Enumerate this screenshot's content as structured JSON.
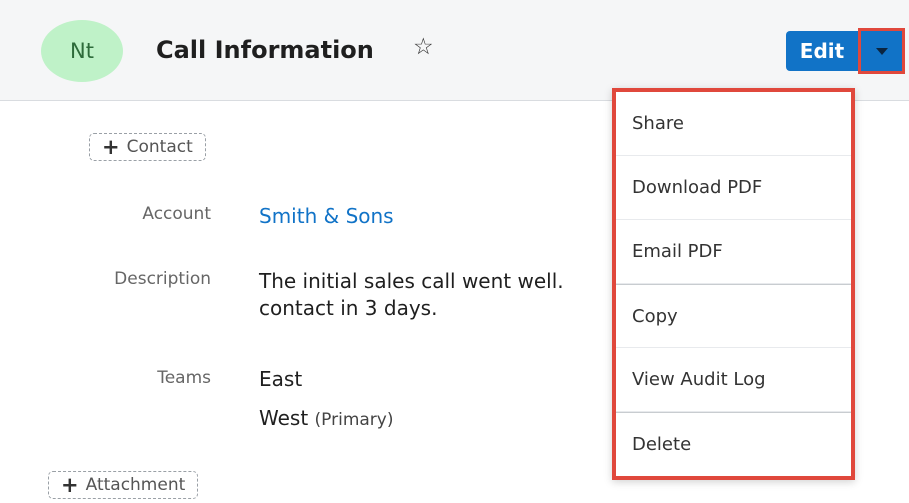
{
  "header": {
    "avatar_initials": "Nt",
    "title": "Call Information",
    "favorite_icon": "star-outline-icon",
    "edit_label": "Edit",
    "actions_icon": "caret-down-icon"
  },
  "fields": {
    "contact_button": "Contact",
    "account_label": "Account",
    "account_value": "Smith & Sons",
    "description_label": "Description",
    "description_line1": "The initial sales call went well.",
    "description_line2": "contact in 3 days.",
    "teams_label": "Teams",
    "team1": "East",
    "team2": "West",
    "team2_suffix": "(Primary)",
    "attachment_button": "Attachment"
  },
  "menu": {
    "items": [
      {
        "label": "Share"
      },
      {
        "label": "Download PDF"
      },
      {
        "label": "Email PDF"
      },
      {
        "label": "Copy"
      },
      {
        "label": "View Audit Log"
      },
      {
        "label": "Delete"
      }
    ]
  },
  "colors": {
    "accent": "#1173c7",
    "highlight": "#e0483c",
    "avatar_bg": "#bff2c8"
  }
}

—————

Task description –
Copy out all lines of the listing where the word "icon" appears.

Task solution –
    "favorite_icon": "star-outline-icon",
    "actions_icon": "caret-down-icon"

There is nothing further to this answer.